◆ **Action item**: Read through the listing and copy every line that contains the word "JSON".
··· Dataset entries ···
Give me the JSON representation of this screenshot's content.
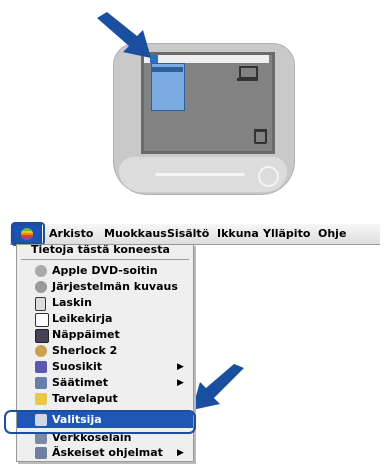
{
  "menubar": {
    "items": [
      {
        "label": "Arkisto"
      },
      {
        "label": "Muokkaus"
      },
      {
        "label": "Sisältö"
      },
      {
        "label": "Ikkuna"
      },
      {
        "label": "Ylläpito"
      },
      {
        "label": "Ohje"
      }
    ]
  },
  "apple_menu": {
    "header": "Tietoja tästä koneesta",
    "items": [
      {
        "label": "Apple DVD-soitin",
        "icon": "dvd-icon"
      },
      {
        "label": "Järjestelmän kuvaus",
        "icon": "system-profile-icon"
      },
      {
        "label": "Laskin",
        "icon": "calculator-icon"
      },
      {
        "label": "Leikekirja",
        "icon": "scrapbook-icon"
      },
      {
        "label": "Näppäimet",
        "icon": "key-caps-icon"
      },
      {
        "label": "Sherlock 2",
        "icon": "sherlock-icon"
      },
      {
        "label": "Suosikit",
        "icon": "favorites-icon",
        "submenu": true
      },
      {
        "label": "Säätimet",
        "icon": "control-panels-icon",
        "submenu": true
      },
      {
        "label": "Tarvelaput",
        "icon": "stickies-icon"
      },
      {
        "label": "Valitsija",
        "icon": "chooser-icon",
        "selected": true
      },
      {
        "label": "Verkkoselain",
        "icon": "network-browser-icon"
      },
      {
        "label": "Äskeiset ohjelmat",
        "icon": "recent-apps-icon",
        "submenu": true
      }
    ],
    "submenu_glyph": "▶"
  },
  "colors": {
    "highlight": "#1f57b7",
    "arrow": "#1a4fa0"
  }
}
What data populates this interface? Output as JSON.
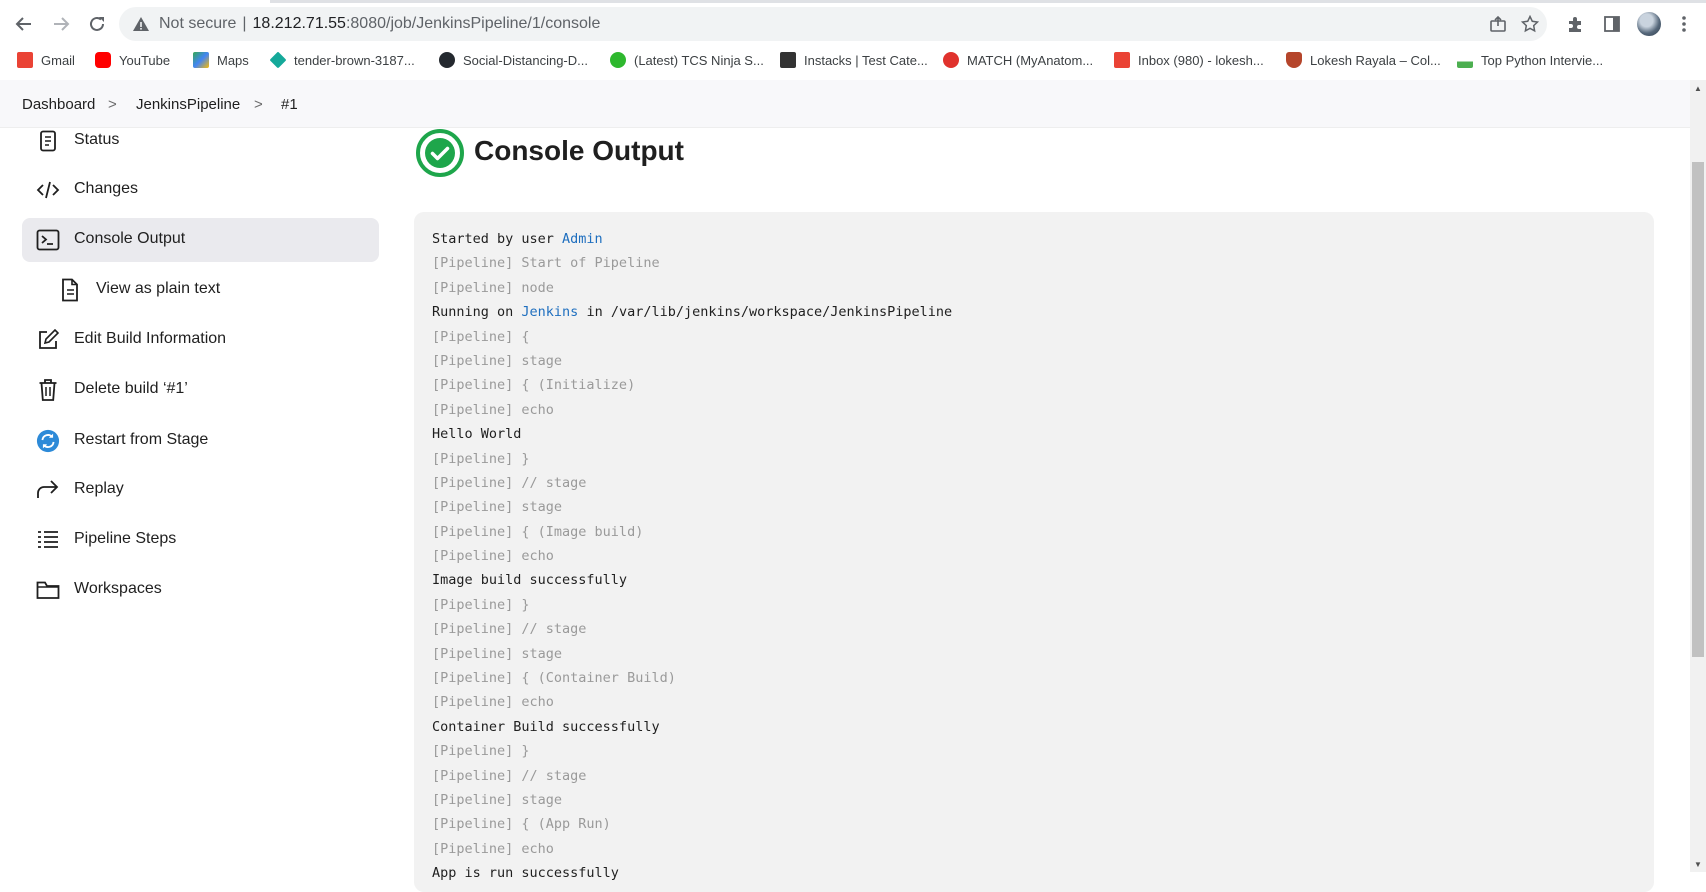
{
  "browser": {
    "url_security": "Not secure",
    "url_host": "18.212.71.55",
    "url_rest": ":8080/job/JenkinsPipeline/1/console"
  },
  "bookmarks": [
    {
      "label": "Gmail",
      "color": "#ea4335"
    },
    {
      "label": "YouTube",
      "color": "#ff0000"
    },
    {
      "label": "Maps",
      "color": "#34a853"
    },
    {
      "label": "tender-brown-3187...",
      "color": "#15a99a"
    },
    {
      "label": "Social-Distancing-D...",
      "color": "#24292f"
    },
    {
      "label": "(Latest) TCS Ninja S...",
      "color": "#2eb82e"
    },
    {
      "label": "Instacks | Test Cate...",
      "color": "#333333"
    },
    {
      "label": "MATCH (MyAnatom...",
      "color": "#e0322d"
    },
    {
      "label": "Inbox (980) - lokesh...",
      "color": "#ea4335"
    },
    {
      "label": "Lokesh Rayala – Col...",
      "color": "#b5452b"
    },
    {
      "label": "Top Python Intervie...",
      "color": "#4caf50"
    }
  ],
  "breadcrumb": {
    "items": [
      "Dashboard",
      "JenkinsPipeline",
      "#1"
    ],
    "separator": ">"
  },
  "sidebar": {
    "items": [
      {
        "label": "Status",
        "icon": "document-icon"
      },
      {
        "label": "Changes",
        "icon": "code-icon"
      },
      {
        "label": "Console Output",
        "icon": "terminal-icon",
        "active": true
      },
      {
        "label": "View as plain text",
        "icon": "file-text-icon"
      },
      {
        "label": "Edit Build Information",
        "icon": "edit-icon"
      },
      {
        "label": "Delete build ‘#1’",
        "icon": "trash-icon"
      },
      {
        "label": "Restart from Stage",
        "icon": "restart-icon"
      },
      {
        "label": "Replay",
        "icon": "replay-icon"
      },
      {
        "label": "Pipeline Steps",
        "icon": "list-icon"
      },
      {
        "label": "Workspaces",
        "icon": "folder-icon"
      }
    ]
  },
  "main": {
    "title": "Console Output",
    "status_color": "#1ea64b",
    "started_prefix": "Started by user ",
    "started_user": "Admin",
    "running_prefix": "Running on ",
    "running_node": "Jenkins",
    "running_suffix": " in /var/lib/jenkins/workspace/JenkinsPipeline",
    "log": [
      {
        "text": "[Pipeline] Start of Pipeline",
        "dim": true
      },
      {
        "text": "[Pipeline] node",
        "dim": true
      },
      {
        "text": "[Pipeline] {",
        "dim": true
      },
      {
        "text": "[Pipeline] stage",
        "dim": true
      },
      {
        "text": "[Pipeline] { (Initialize)",
        "dim": true
      },
      {
        "text": "[Pipeline] echo",
        "dim": true
      },
      {
        "text": "Hello World",
        "dim": false
      },
      {
        "text": "[Pipeline] }",
        "dim": true
      },
      {
        "text": "[Pipeline] // stage",
        "dim": true
      },
      {
        "text": "[Pipeline] stage",
        "dim": true
      },
      {
        "text": "[Pipeline] { (Image build)",
        "dim": true
      },
      {
        "text": "[Pipeline] echo",
        "dim": true
      },
      {
        "text": "Image build successfully",
        "dim": false
      },
      {
        "text": "[Pipeline] }",
        "dim": true
      },
      {
        "text": "[Pipeline] // stage",
        "dim": true
      },
      {
        "text": "[Pipeline] stage",
        "dim": true
      },
      {
        "text": "[Pipeline] { (Container Build)",
        "dim": true
      },
      {
        "text": "[Pipeline] echo",
        "dim": true
      },
      {
        "text": "Container Build successfully",
        "dim": false
      },
      {
        "text": "[Pipeline] }",
        "dim": true
      },
      {
        "text": "[Pipeline] // stage",
        "dim": true
      },
      {
        "text": "[Pipeline] stage",
        "dim": true
      },
      {
        "text": "[Pipeline] { (App Run)",
        "dim": true
      },
      {
        "text": "[Pipeline] echo",
        "dim": true
      },
      {
        "text": "App is run successfully",
        "dim": false
      }
    ]
  }
}
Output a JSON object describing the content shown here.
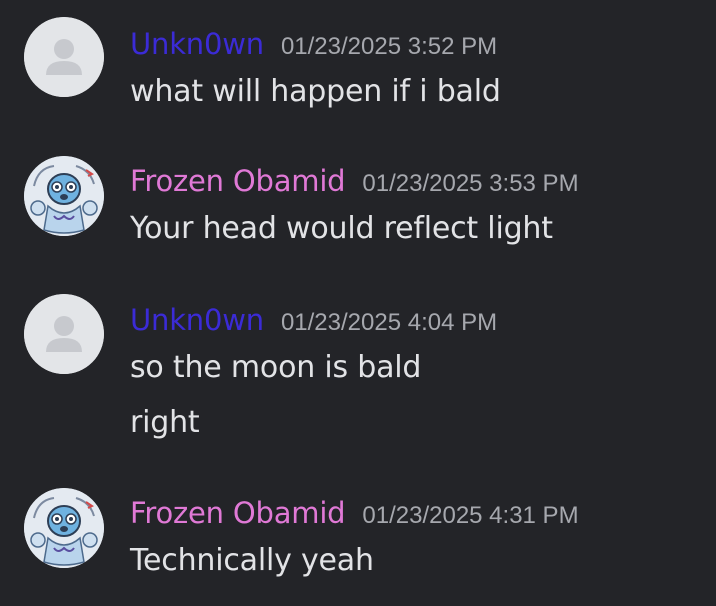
{
  "messages": [
    {
      "username": "Unkn0wn",
      "username_color": "#3b2bd6",
      "timestamp": "01/23/2025 3:52 PM",
      "avatar": "default-user-avatar-icon",
      "lines": [
        "what will happen if i bald"
      ]
    },
    {
      "username": "Frozen Obamid",
      "username_color": "#e079d6",
      "timestamp": "01/23/2025 3:53 PM",
      "avatar": "cartoon-character-avatar",
      "lines": [
        "Your head would reflect light"
      ]
    },
    {
      "username": "Unkn0wn",
      "username_color": "#3b2bd6",
      "timestamp": "01/23/2025 4:04 PM",
      "avatar": "default-user-avatar-icon",
      "lines": [
        "so the moon is bald",
        "right"
      ]
    },
    {
      "username": "Frozen Obamid",
      "username_color": "#e079d6",
      "timestamp": "01/23/2025 4:31 PM",
      "avatar": "cartoon-character-avatar",
      "lines": [
        "Technically yeah"
      ]
    }
  ]
}
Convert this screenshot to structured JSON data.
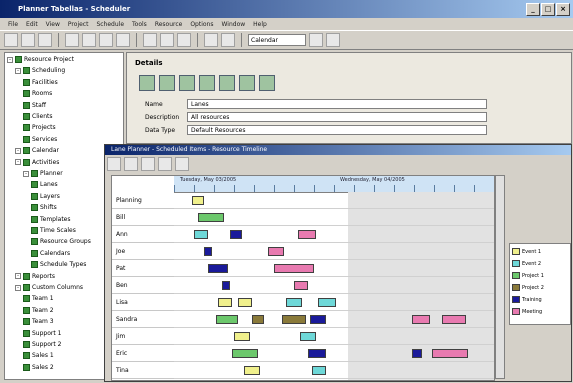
{
  "window": {
    "title": "Planner Tabellas - Scheduler"
  },
  "menu": [
    "File",
    "Edit",
    "View",
    "Project",
    "Schedule",
    "Tools",
    "Resource",
    "Options",
    "Window",
    "Help"
  ],
  "toolbar": {
    "combo_value": "Calendar"
  },
  "tree": {
    "items": [
      {
        "label": "Resource Project",
        "indent": 0,
        "kind": "root"
      },
      {
        "label": "Scheduling",
        "indent": 1,
        "kind": "folder"
      },
      {
        "label": "Facilities",
        "indent": 2,
        "kind": "item"
      },
      {
        "label": "Rooms",
        "indent": 2,
        "kind": "item"
      },
      {
        "label": "Staff",
        "indent": 2,
        "kind": "item"
      },
      {
        "label": "Clients",
        "indent": 2,
        "kind": "item"
      },
      {
        "label": "Projects",
        "indent": 2,
        "kind": "item"
      },
      {
        "label": "Services",
        "indent": 2,
        "kind": "item"
      },
      {
        "label": "Calendar",
        "indent": 1,
        "kind": "folder"
      },
      {
        "label": "Activities",
        "indent": 1,
        "kind": "folder"
      },
      {
        "label": "Planner",
        "indent": 2,
        "kind": "folder"
      },
      {
        "label": "Lanes",
        "indent": 3,
        "kind": "item"
      },
      {
        "label": "Layers",
        "indent": 3,
        "kind": "item"
      },
      {
        "label": "Shifts",
        "indent": 3,
        "kind": "item"
      },
      {
        "label": "Templates",
        "indent": 3,
        "kind": "item"
      },
      {
        "label": "Time Scales",
        "indent": 3,
        "kind": "item"
      },
      {
        "label": "Resource Groups",
        "indent": 3,
        "kind": "item"
      },
      {
        "label": "Calendars",
        "indent": 3,
        "kind": "item"
      },
      {
        "label": "Schedule Types",
        "indent": 3,
        "kind": "item"
      },
      {
        "label": "Reports",
        "indent": 1,
        "kind": "folder"
      },
      {
        "label": "Custom Columns",
        "indent": 1,
        "kind": "folder"
      },
      {
        "label": "Team 1",
        "indent": 2,
        "kind": "item"
      },
      {
        "label": "Team 2",
        "indent": 2,
        "kind": "item"
      },
      {
        "label": "Team 3",
        "indent": 2,
        "kind": "item"
      },
      {
        "label": "Support 1",
        "indent": 2,
        "kind": "item"
      },
      {
        "label": "Support 2",
        "indent": 2,
        "kind": "item"
      },
      {
        "label": "Sales 1",
        "indent": 2,
        "kind": "item"
      },
      {
        "label": "Sales 2",
        "indent": 2,
        "kind": "item"
      }
    ]
  },
  "properties": {
    "title": "Details",
    "fields": [
      {
        "label": "Name",
        "value": "Lanes"
      },
      {
        "label": "Description",
        "value": "All resources"
      },
      {
        "label": "Data Type",
        "value": "Default Resources"
      }
    ]
  },
  "planner": {
    "title": "Lane Planner - Scheduled Items - Resource Timeline",
    "days": [
      "Tuesday, May 03/2005",
      "Wednesday, May 04/2005"
    ],
    "rows": [
      "Planning",
      "Bill",
      "Ann",
      "Joe",
      "Pat",
      "Ben",
      "Lisa",
      "Sandra",
      "Jim",
      "Eric",
      "Tina"
    ],
    "legend": [
      {
        "label": "Event 1",
        "color": "#f0f08c"
      },
      {
        "label": "Event 2",
        "color": "#6ed8d8"
      },
      {
        "label": "Project 1",
        "color": "#6cc86c"
      },
      {
        "label": "Project 2",
        "color": "#8a7a3a"
      },
      {
        "label": "Training",
        "color": "#1a1a9a"
      },
      {
        "label": "Meeting",
        "color": "#e87ab0"
      }
    ]
  }
}
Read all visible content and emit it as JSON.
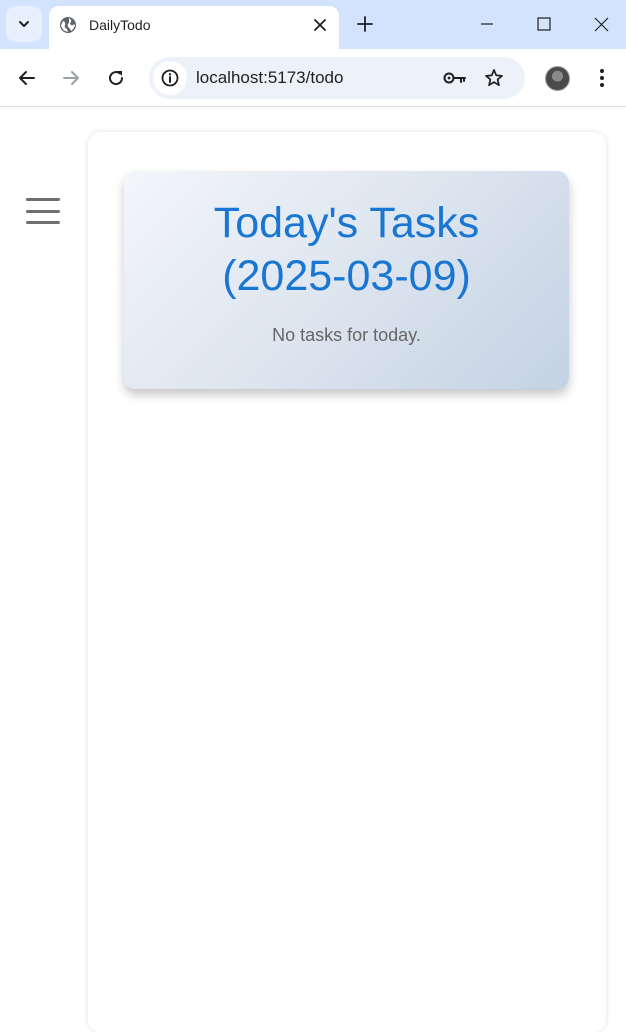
{
  "browser": {
    "tab_title": "DailyTodo",
    "url": "localhost:5173/todo"
  },
  "icons": {
    "tab_search": "chevron-down-icon",
    "favicon": "globe-icon",
    "tab_close": "close-icon",
    "new_tab": "plus-icon",
    "back": "arrow-left-icon",
    "forward": "arrow-right-icon",
    "reload": "reload-icon",
    "site_info": "info-icon",
    "passwords": "key-icon",
    "bookmark": "star-icon",
    "menu": "more-vertical-icon",
    "sidebar_toggle": "hamburger-menu-icon"
  },
  "page": {
    "heading_line1": "Today's Tasks",
    "heading_line2": "(2025-03-09)",
    "empty_message": "No tasks for today."
  },
  "colors": {
    "heading": "#1976d2",
    "muted_text": "#666666",
    "tabstrip": "#d3e3fd"
  }
}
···
◆ **Solution to this problem**:
Give me the JSON representation of this screenshot's content.
What data populates this interface? Output as JSON.
Output a JSON object describing the content shown here.
Convert this screenshot to structured JSON data.
Read all visible content and emit it as JSON.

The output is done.